My sister was working the breakfast shift, so I decided to talk with God. He had his usual booth, facing away from the window, so I slid onto the sticky vinyl seat opposite him and poured sugar into my coffee. The gun felt heavy in my jacket pocket, just inches from my hand. I wondered if it would become so heavy it would break my arms, or drag me through the floor.
“Too much sugar will kill you,” God said, not looking up from his wanted ads.
“Got freedom of choice, don’t I?” I kept pouring, to annoy him.
He grunted in response, chewed on his pencil and circled an advert, muttering “A little knowledge is a dangerous thing,”
“I still wanna know why God is looking for work,”
His wizened brow rose slightly and his bloodshot eyes looked into mine, “This, again?” He sat back and my sister appeared, putting down his order; a large coffee, sausage, bacon, eggs and hash browns. For some reason, he didn’t like the beans, and wouldn’t eat the tomato, called it ungodly. The smell made me hungry again.
“Don’t you go on harassing the customers,” she told me, snapping down the paper napkin wrapped plastic cutlery onto the fake wood table. God smiled at her ass as he watched her walk away. All the men do.
I waited while he ate, trying to ignore he’d spilt greasy egg yolk onto his white beard.
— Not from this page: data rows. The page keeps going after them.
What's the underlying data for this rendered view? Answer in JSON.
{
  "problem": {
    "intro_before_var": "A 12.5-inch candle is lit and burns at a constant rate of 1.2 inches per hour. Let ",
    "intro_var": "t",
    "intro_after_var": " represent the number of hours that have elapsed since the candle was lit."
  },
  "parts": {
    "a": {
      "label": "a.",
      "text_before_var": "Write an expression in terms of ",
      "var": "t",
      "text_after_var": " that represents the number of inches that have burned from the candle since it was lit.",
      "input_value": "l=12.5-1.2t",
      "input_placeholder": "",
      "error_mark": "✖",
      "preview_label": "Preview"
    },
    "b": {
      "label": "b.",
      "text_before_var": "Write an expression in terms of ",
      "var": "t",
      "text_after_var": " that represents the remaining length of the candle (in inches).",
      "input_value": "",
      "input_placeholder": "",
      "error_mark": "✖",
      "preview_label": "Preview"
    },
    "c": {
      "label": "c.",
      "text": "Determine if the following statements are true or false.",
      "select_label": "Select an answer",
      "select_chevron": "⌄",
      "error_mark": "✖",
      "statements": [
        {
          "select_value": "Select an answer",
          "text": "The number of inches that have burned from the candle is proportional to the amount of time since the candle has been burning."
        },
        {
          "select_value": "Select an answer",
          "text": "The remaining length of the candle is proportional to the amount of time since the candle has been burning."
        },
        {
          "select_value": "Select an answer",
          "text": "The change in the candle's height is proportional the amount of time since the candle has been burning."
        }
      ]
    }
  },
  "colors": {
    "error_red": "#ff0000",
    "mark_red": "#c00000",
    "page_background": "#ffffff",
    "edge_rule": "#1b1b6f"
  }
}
He blew the froth from his coffee, but still managed to get some on his moustache. My coffee was too sweet, so I stirred it round and round.
His newspaper had pictures I didn’t want to see, words I didn’t want to read. It flared like it was radioactive and I dared not look at it directly, for fear of being blinded. I caught his glance – he knew I’d seen it and he knew what it meant. I didn’t take much to put the pieces together, not when you’re omnipotent. He put it on the seat beside him.
I tried a new tact today, “Can I ask you a theoretical question,”
He narrowed his eyes for a second. I could see the vein on his brow pulse, “Theoretically,” I imagined his voice to have a distant rumble of thunderbolts, “sure.”
“Say if a bad person did a good thing at the last second of their life, would they get into heaven,”
He snorted, taking the napkin and wiping the froth from under his red-veined nose. He still hadn’t noticed the egg. “It would have to be something incredible, saving the world sort of thing. Or maybe if it was a sacrifice to save someone else,” he took a deep drink of his coffee, “does that answer your question,”
I thought for a moment. “So, if a good person did a bad thing just before they died, would they go to Hell?”
God shifted in his seat, his face turned pink. He looked around for my sister, “Look, kid, no matter what you think, I don’t make the rules.”
The bell over the door of the cafe rang. My sister looked up and I could see her turn to stone. I heaved myself off the clinging seat, telling God, “You’ve got egg in your beard,” as I passed.
Satan smiled from the doorway until I did a bad thing.
Steven Patchett is an Engineer, Father and Writer, living and working in the North East of England. His Flash Fictions have been published in Ellipsis Zine, 100 Words of Solitude and The Cabinet of Heed. He can be found on Twitter, being encouraging @StevenPatchett7